Collinson, the global end-to-end travel experiences, airport services, and travel medical company, and CAPA – Centre for Aviation highlighted this in the second edition of the Asia Pacific Travel Recovery Report. Featuring survey responses from 400 C-suite senior manager level aviation and travel experts from 68 countries and leading global brands, the report provides an in-depth review of the changing travel and aviation landscape giving an insight into what to expect in 2022.
Although Asia Pacific is likely to recover more slowly than other regions, there have been recent positive steps towards reopening in many APAC markets over the past few weeks, including updates from Bali, Cambodia, Vietnam, Singapore, and even a loosening of restrictions announced for those travelling to Hong Kong.
Business travel will lag behind initial leisure recovery
Though leisure travel is likely to rebound once borders reopen, the Collinson and CAPA research for Asia Pacific found that experts are expecting business travel to take a little longer –just one in four (24%) see short-haul corporate travel recovering to more than 61% of 2019 levels in 2022 and just 7% see demand reaching four-fifths of 2019 levels this year.

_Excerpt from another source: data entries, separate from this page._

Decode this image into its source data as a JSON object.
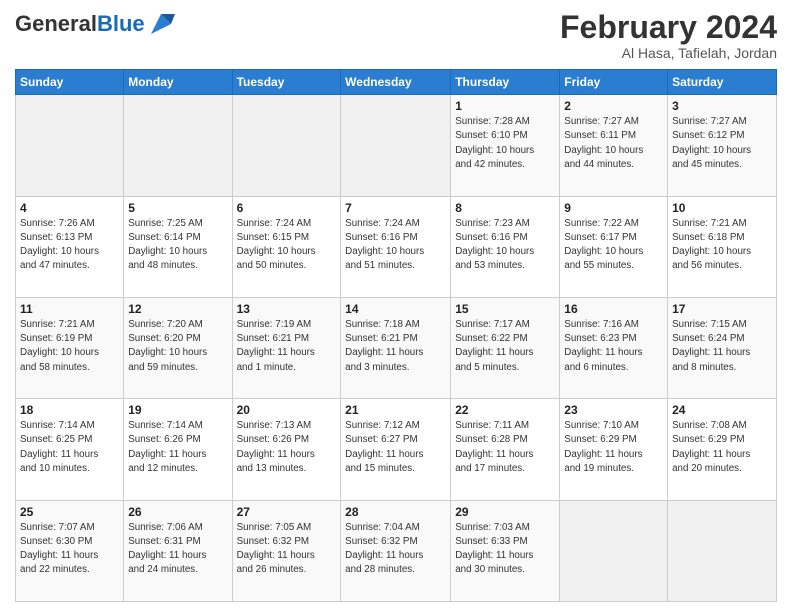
{
  "header": {
    "logo_general": "General",
    "logo_blue": "Blue",
    "month_year": "February 2024",
    "location": "Al Hasa, Tafielah, Jordan"
  },
  "days_of_week": [
    "Sunday",
    "Monday",
    "Tuesday",
    "Wednesday",
    "Thursday",
    "Friday",
    "Saturday"
  ],
  "weeks": [
    [
      {
        "day": "",
        "info": ""
      },
      {
        "day": "",
        "info": ""
      },
      {
        "day": "",
        "info": ""
      },
      {
        "day": "",
        "info": ""
      },
      {
        "day": "1",
        "info": "Sunrise: 7:28 AM\nSunset: 6:10 PM\nDaylight: 10 hours\nand 42 minutes."
      },
      {
        "day": "2",
        "info": "Sunrise: 7:27 AM\nSunset: 6:11 PM\nDaylight: 10 hours\nand 44 minutes."
      },
      {
        "day": "3",
        "info": "Sunrise: 7:27 AM\nSunset: 6:12 PM\nDaylight: 10 hours\nand 45 minutes."
      }
    ],
    [
      {
        "day": "4",
        "info": "Sunrise: 7:26 AM\nSunset: 6:13 PM\nDaylight: 10 hours\nand 47 minutes."
      },
      {
        "day": "5",
        "info": "Sunrise: 7:25 AM\nSunset: 6:14 PM\nDaylight: 10 hours\nand 48 minutes."
      },
      {
        "day": "6",
        "info": "Sunrise: 7:24 AM\nSunset: 6:15 PM\nDaylight: 10 hours\nand 50 minutes."
      },
      {
        "day": "7",
        "info": "Sunrise: 7:24 AM\nSunset: 6:16 PM\nDaylight: 10 hours\nand 51 minutes."
      },
      {
        "day": "8",
        "info": "Sunrise: 7:23 AM\nSunset: 6:16 PM\nDaylight: 10 hours\nand 53 minutes."
      },
      {
        "day": "9",
        "info": "Sunrise: 7:22 AM\nSunset: 6:17 PM\nDaylight: 10 hours\nand 55 minutes."
      },
      {
        "day": "10",
        "info": "Sunrise: 7:21 AM\nSunset: 6:18 PM\nDaylight: 10 hours\nand 56 minutes."
      }
    ],
    [
      {
        "day": "11",
        "info": "Sunrise: 7:21 AM\nSunset: 6:19 PM\nDaylight: 10 hours\nand 58 minutes."
      },
      {
        "day": "12",
        "info": "Sunrise: 7:20 AM\nSunset: 6:20 PM\nDaylight: 10 hours\nand 59 minutes."
      },
      {
        "day": "13",
        "info": "Sunrise: 7:19 AM\nSunset: 6:21 PM\nDaylight: 11 hours\nand 1 minute."
      },
      {
        "day": "14",
        "info": "Sunrise: 7:18 AM\nSunset: 6:21 PM\nDaylight: 11 hours\nand 3 minutes."
      },
      {
        "day": "15",
        "info": "Sunrise: 7:17 AM\nSunset: 6:22 PM\nDaylight: 11 hours\nand 5 minutes."
      },
      {
        "day": "16",
        "info": "Sunrise: 7:16 AM\nSunset: 6:23 PM\nDaylight: 11 hours\nand 6 minutes."
      },
      {
        "day": "17",
        "info": "Sunrise: 7:15 AM\nSunset: 6:24 PM\nDaylight: 11 hours\nand 8 minutes."
      }
    ],
    [
      {
        "day": "18",
        "info": "Sunrise: 7:14 AM\nSunset: 6:25 PM\nDaylight: 11 hours\nand 10 minutes."
      },
      {
        "day": "19",
        "info": "Sunrise: 7:14 AM\nSunset: 6:26 PM\nDaylight: 11 hours\nand 12 minutes."
      },
      {
        "day": "20",
        "info": "Sunrise: 7:13 AM\nSunset: 6:26 PM\nDaylight: 11 hours\nand 13 minutes."
      },
      {
        "day": "21",
        "info": "Sunrise: 7:12 AM\nSunset: 6:27 PM\nDaylight: 11 hours\nand 15 minutes."
      },
      {
        "day": "22",
        "info": "Sunrise: 7:11 AM\nSunset: 6:28 PM\nDaylight: 11 hours\nand 17 minutes."
      },
      {
        "day": "23",
        "info": "Sunrise: 7:10 AM\nSunset: 6:29 PM\nDaylight: 11 hours\nand 19 minutes."
      },
      {
        "day": "24",
        "info": "Sunrise: 7:08 AM\nSunset: 6:29 PM\nDaylight: 11 hours\nand 20 minutes."
      }
    ],
    [
      {
        "day": "25",
        "info": "Sunrise: 7:07 AM\nSunset: 6:30 PM\nDaylight: 11 hours\nand 22 minutes."
      },
      {
        "day": "26",
        "info": "Sunrise: 7:06 AM\nSunset: 6:31 PM\nDaylight: 11 hours\nand 24 minutes."
      },
      {
        "day": "27",
        "info": "Sunrise: 7:05 AM\nSunset: 6:32 PM\nDaylight: 11 hours\nand 26 minutes."
      },
      {
        "day": "28",
        "info": "Sunrise: 7:04 AM\nSunset: 6:32 PM\nDaylight: 11 hours\nand 28 minutes."
      },
      {
        "day": "29",
        "info": "Sunrise: 7:03 AM\nSunset: 6:33 PM\nDaylight: 11 hours\nand 30 minutes."
      },
      {
        "day": "",
        "info": ""
      },
      {
        "day": "",
        "info": ""
      }
    ]
  ]
}
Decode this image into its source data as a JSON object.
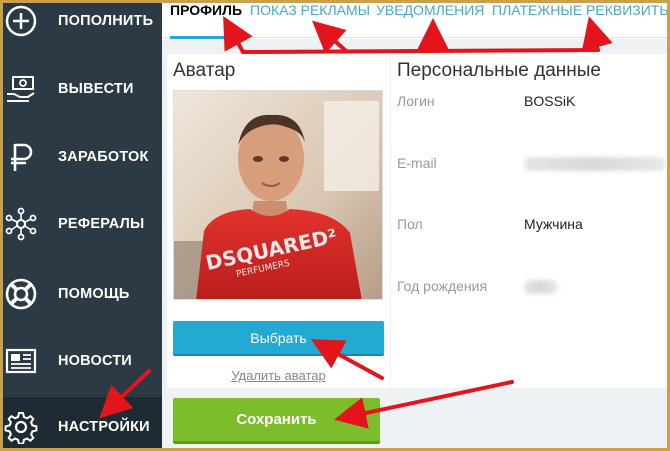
{
  "sidebar": {
    "items": [
      {
        "label": "ПОПОЛНИТЬ",
        "icon": "plus-circle-icon"
      },
      {
        "label": "ВЫВЕСТИ",
        "icon": "hand-money-icon"
      },
      {
        "label": "ЗАРАБОТОК",
        "icon": "ruble-icon"
      },
      {
        "label": "РЕФЕРАЛЫ",
        "icon": "network-icon"
      },
      {
        "label": "ПОМОЩЬ",
        "icon": "lifebuoy-icon"
      },
      {
        "label": "НОВОСТИ",
        "icon": "newspaper-icon"
      },
      {
        "label": "НАСТРОЙКИ",
        "icon": "gear-icon",
        "active": true
      }
    ]
  },
  "tabs": [
    {
      "label": "ПРОФИЛЬ",
      "active": true
    },
    {
      "label": "ПОКАЗ РЕКЛАМЫ"
    },
    {
      "label": "УВЕДОМЛЕНИЯ"
    },
    {
      "label": "ПЛАТЕЖНЫЕ РЕКВИЗИТЫ"
    }
  ],
  "avatar": {
    "title": "Аватар",
    "choose_label": "Выбрать",
    "delete_label": "Удалить аватар",
    "shirt_text_main": "DSQUARED²",
    "shirt_text_sub": "PERFUMERS"
  },
  "personal": {
    "title": "Персональные данные",
    "fields": [
      {
        "label": "Логин",
        "value": "BOSSiK"
      },
      {
        "label": "E-mail",
        "value": ""
      },
      {
        "label": "Пол",
        "value": "Мужчина"
      },
      {
        "label": "Год рождения",
        "value": ""
      }
    ]
  },
  "save_label": "Сохранить",
  "colors": {
    "sidebar_bg": "#2b3a44",
    "accent_blue": "#22aad2",
    "save_green": "#7cbd2b",
    "annotation_red": "#e3141b",
    "frame": "#c8a24a"
  }
}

Long-haul business travel remains the furthest from reach. According to 86% of global respondents, less than two-thirds of the long-haul business/corporate travel market will be back in 2022. Whilst in the Asia Pacific, just under a third (30%) of survey respondents believe that we won’t even reach 20% of 2019 levels in 2022.
Restrictions reduce, but safety remains top priority
Travel had come to an almost complete halt in the early days of the Covid-19 pandemic, when uncertainty was at its peak and nations closed their borders. During global lockdowns, only essential business and diplomatic travel were given priority through special lanes. Amidst all the chaos, Covid-19 testing came to the fore as a way to manage health risks and help control the spread of the virus.
After so much uncertainty over the past two years, many of us can’t wait to experience the joy of travel. However, safety is still a top priority and as a result, COVID-19 travel testing is likely to remain a key component of travel – be it rapid testing kits or fully-fledged PCR tests.
Testing to remain to bridge gap between present health risks and need for travel
If 2021 was the year of the vaccine, 2022 could be the year of testing. Until the pre-pandemic global confidence in travel is restored, safe and efficient testing is seen by many as the cautious way forward. The United Kingdom has relaxed testing requirements as long as you’re fully vaccinated, but this is not the story for every country. For a high number of markets, testing remains key to making travel possible again. This is particularly true for the Asia Pacific region.
COVID-19 testing is still a fundamental element for many markets globally to bridge the gap between the present health risks and the need for travel – especially where a traveller may not be vaccinated. This mindset can be seen by the recent border re-openings in markets such as Singapore, Australia and the United States – all of which cite Covid-19 tests as core components for reduced quarantine or even quarantine-free travel.
In terms of trends, when we look at COVID testing, the Collinson and CAPA survey found that more than half (54%) believe COVID-19 testing protocols will remain key to re-opening borders until the end of 2022, with a further quarter (26%) expecting this to continue until the end of 2023.
Concerns remain over fraudulent Covid-19 test results and vaccination passports
That said, the research did highlight that three-quarters (74%) of experts were concerned by reports of fraudulent Covid-19 test results and vaccination passports. Levels of those ‘very concerned’ were up 3 percentage points from 38% in the first edition of the survey in Apr-2021 and for ‘mildly concerned’ up 6 percentage points from the earlier edition.
Globally, just shy of a huge three quarters (72%) shared the view that traveller vaccine documentation is of ‘vital importance’, with most governments not risking re-opening borders without them. Conversely, less than a fifth (18%) considered them ‘not important’, as some governments will allow access regardless of digital health documents.